Indeed, the Warriors kept frantically feeding Wilt, and he kept hitting short layins over poor 6’8″ Cleveland Buckner, who was left to guard him after Darrell Imhoff, who was filling in for Jordan, fouled out. Wilt hit a couple of impressive fadeaways while in the 90s, then with 98 points and less than a minute remaining, he gathered in a short pass from Joe Ruklick (below, with Wilt), spun and dropped a short shot softly into the basket. He had 100! The crowd, which had been chanting “Pass to Wilt, Pass to Wilt!” throughout the 4th quarter, rushed the court. Eventually it was cleared, and the game resumed, with Wilt standing off to the side. He attempted no more shots, but it was no surprise that he stayed in the game. After all, he’s only missed 8 minutes all season, and is averaging more than 48 minutes per game!
After the game, Wilt was visibly excited about the new record. “It’s really something. I sure do feel different. Triple figures. Wow!” His teammates were ecstatic as well. Arizin said, “I never thought I would see it happen when I broke into this league, but when Wilt came along I knew he’d do it someday. It’s a fantastic thing. I’m very happy for him.”
In the Inquirer today, there was a story about Ted Williams being asked if anyone would ever hit .400 again, considered the benchmark in all of baseball. “Sure, there are going to be more .400 hitters,” said Williams. That remains to be seen, but it is worth noting that the 100 point game will almost certainly become a similar benchmark in basketball, and one has to wonder which record will be broken first, the .400 season or the 100 point game. Asked if anyone would break his record after last night’s game, Wilt slyly answered, “I’d hate to try to break it myself.”
IN OTHER SPORTS NEWS: -The All Catholic League Team and All Public League teams released their All-Stars today.
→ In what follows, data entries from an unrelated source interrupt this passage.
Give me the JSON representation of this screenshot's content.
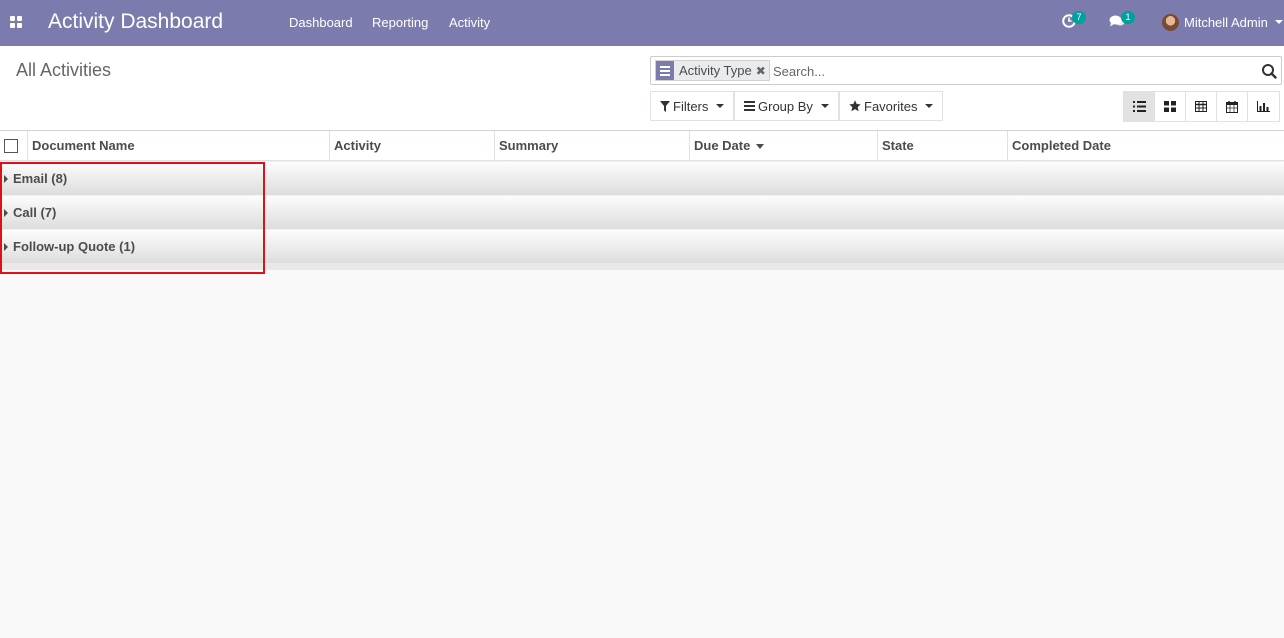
{
  "navbar": {
    "app_title": "Activity Dashboard",
    "menu": [
      "Dashboard",
      "Reporting",
      "Activity"
    ],
    "activity_badge": "7",
    "message_badge": "1",
    "user_name": "Mitchell Admin"
  },
  "control_panel": {
    "breadcrumb": "All Activities",
    "facet_label": "Activity Type",
    "search_placeholder": "Search...",
    "filters_label": "Filters",
    "group_by_label": "Group By",
    "favorites_label": "Favorites",
    "views": [
      "list-icon",
      "kanban-icon",
      "pivot-icon",
      "calendar-icon",
      "graph-icon"
    ],
    "active_view": "list-icon"
  },
  "list": {
    "columns": [
      "Document Name",
      "Activity",
      "Summary",
      "Due Date",
      "State",
      "Completed Date"
    ],
    "sorted_column": "Due Date",
    "groups": [
      "Email (8)",
      "Call (7)",
      "Follow-up Quote (1)"
    ]
  },
  "colors": {
    "brand": "#7c7bad",
    "badge": "#00a09d",
    "highlight": "#e0101b"
  }
}
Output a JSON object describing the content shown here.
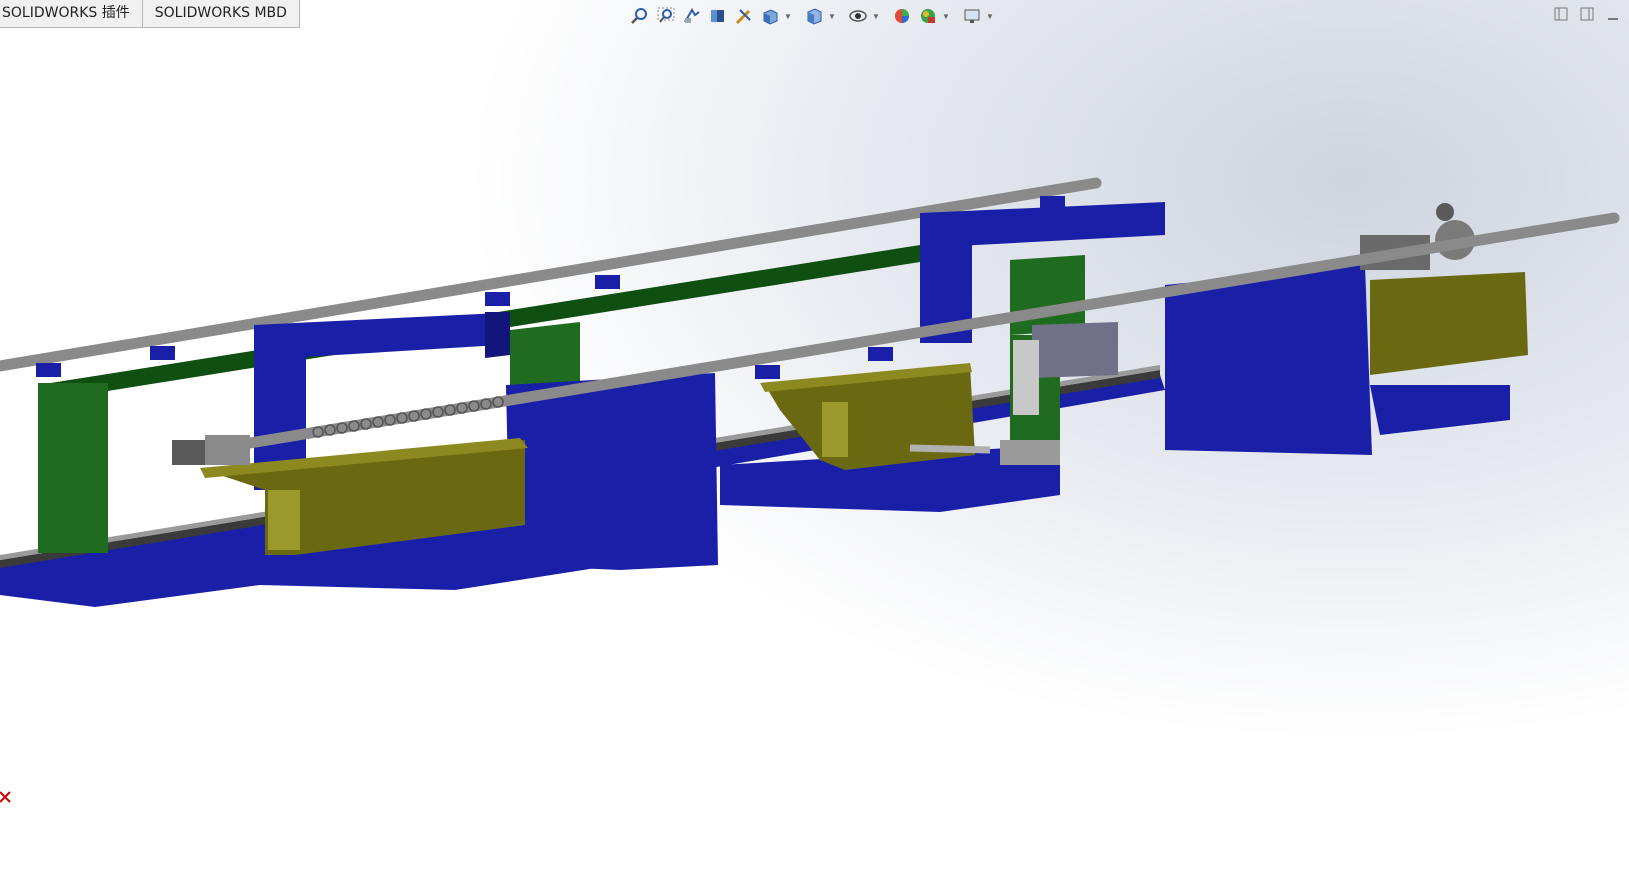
{
  "tabs": [
    {
      "label": "SOLIDWORKS 插件"
    },
    {
      "label": "SOLIDWORKS MBD"
    }
  ],
  "heads_up_toolbar": [
    {
      "icon": "zoom-to-fit-icon"
    },
    {
      "icon": "zoom-to-area-icon"
    },
    {
      "icon": "previous-view-icon"
    },
    {
      "icon": "section-view-icon"
    },
    {
      "icon": "dynamic-annotation-icon"
    },
    {
      "icon": "view-orientation-icon",
      "dropdown": true
    },
    {
      "icon": "display-style-icon",
      "dropdown": true
    },
    {
      "icon": "hide-show-items-icon",
      "dropdown": true
    },
    {
      "icon": "edit-appearance-icon"
    },
    {
      "icon": "apply-scene-icon",
      "dropdown": true
    },
    {
      "icon": "view-settings-icon",
      "dropdown": true
    }
  ],
  "window_controls": [
    {
      "icon": "tile-left-icon"
    },
    {
      "icon": "tile-right-icon"
    },
    {
      "icon": "minimize-icon"
    }
  ],
  "colors": {
    "blue_frame": "#1a1fa8",
    "green_frame": "#0f4f12",
    "olive_carriage": "#77740f",
    "rail_grey": "#8a8a8a",
    "background_highlight": "#cfd4de",
    "triad_red": "#cc0000"
  },
  "triad": {
    "axis": "x"
  }
}
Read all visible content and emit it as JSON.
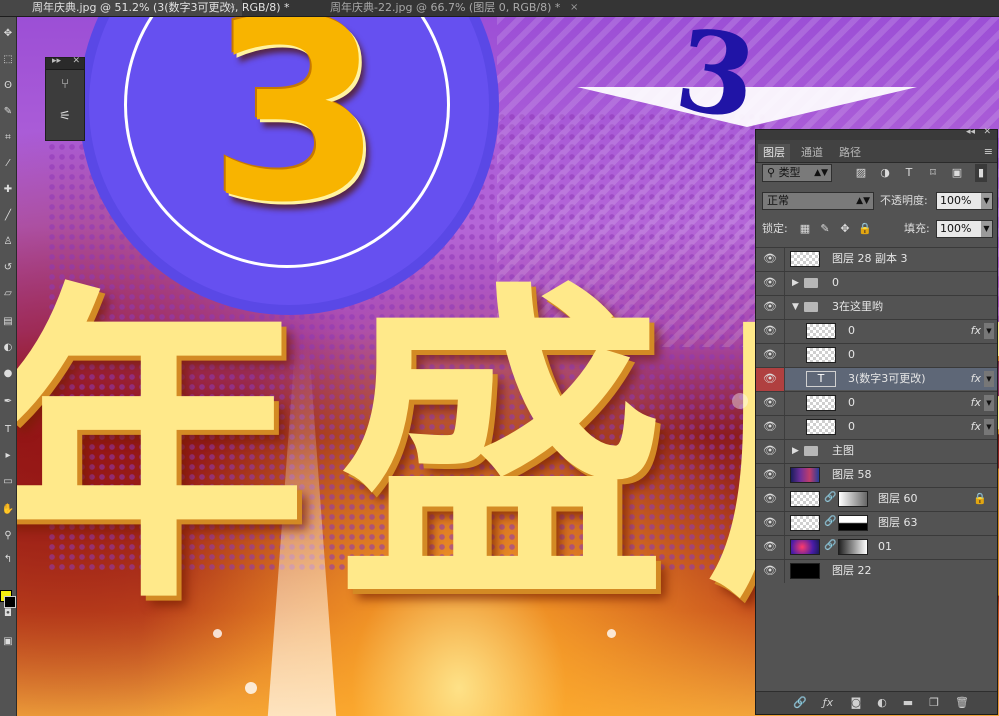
{
  "tabs": [
    {
      "title": "周年庆典.jpg @ 51.2% (3(数字3可更改), RGB/8) *",
      "close": "×"
    },
    {
      "title": "周年庆典-22.jpg @ 66.7% (图层 0, RGB/8) *",
      "close": "×"
    }
  ],
  "colors": {
    "foreground": "#f4ef10",
    "background": "#000000",
    "selected_layer": "#5e6777"
  },
  "canvas": {
    "badge_number": "3",
    "blue_number": "3",
    "title_chars": [
      "年",
      "盛",
      "店"
    ]
  },
  "layers_panel": {
    "tabs": [
      "图层",
      "通道",
      "路径"
    ],
    "filter": {
      "label": "类型"
    },
    "blend_mode": "正常",
    "opacity_label": "不透明度:",
    "opacity_value": "100%",
    "lock_label": "锁定:",
    "fill_label": "填充:",
    "fill_value": "100%",
    "layers": [
      {
        "name": "图层 28 副本 3",
        "type": "image"
      },
      {
        "name": "0",
        "type": "group",
        "expanded": false
      },
      {
        "name": "3在这里哟",
        "type": "group",
        "expanded": true
      },
      {
        "name": "0",
        "type": "layer",
        "fx": "fx"
      },
      {
        "name": "0",
        "type": "layer"
      },
      {
        "name": "3(数字3可更改)",
        "type": "text",
        "fx": "fx",
        "selected": true
      },
      {
        "name": "0",
        "type": "layer",
        "fx": "fx"
      },
      {
        "name": "0",
        "type": "layer",
        "fx": "fx"
      },
      {
        "name": "主图",
        "type": "group",
        "expanded": false
      },
      {
        "name": "图层 58",
        "type": "image"
      },
      {
        "name": "图层 60",
        "type": "masked",
        "locked": true
      },
      {
        "name": "图层 63",
        "type": "masked"
      },
      {
        "name": "01",
        "type": "masked"
      },
      {
        "name": "图层 22",
        "type": "solid"
      }
    ]
  }
}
Among the All Catholics was Matt Goukas of St. Joe’s, and the All Public League included All Stars Earl “The Pearl” Monroe of Bartram and Fred Carter of Franklin.
-Robin Roberts has begun training camp for the first time in his career with a new team…the New York Yankees. Roberts, the greatest pitcher in Phils history, struggled to a 1-10 season last year with a 5.85 ERA, and was in need of a fresh start. “It’s great to be…a Yankee,” said Roberts. “This is a new world.”***
-The 1964 election is still two years away, but there is a name quickly gaining traction in Republican circles. That is George Romney, who after a successful stint as head of the American Motors Corporation has decided to run for governor of Michigan. Remarkable that a man with no political experience is already considered a frontrunner for the 1964 nomination.****
-Four Philadelphia police sergeants are being trained to use a new device called the “Breathalyzer”, which can be used to determine the amount of alcohol a driver has had.
And before we go, a word from our sponsors, the Trocadero Burlesk Theatre. Without their support, none of this would be possible.The tantalizing tassel twirler Stormy is performing tonight. Don’t think I want to miss that one! I’ll see ya at the 9:55 show!
*Imhoff revealed in that Sportsweek piece that Jordan actually missed the game with a hangover, not the flu. How incredible is that? If Phil Jordan doesn’t get wasted the night before the game, the Knick have their starting center, and it’s almost certain that Wilt doesn’t score 100.
**Adrian Dantley would tie Wilt’s record with 28 made in a game in 1984. Dwight Howard currently has the record for most free throws attempted with 39, which he set in January (He made 21).
***Roberts would never pitch a game for the Yankees before being traded to the Orioles in May. He would indeed find new life in Baltimore, going 10-9 with a 2.78 ERA that season and winning 42 games total with the O’s before ending his career in Houston.
****His son Willard Mitt turned 15 ten days after Wilt’s 100 point game.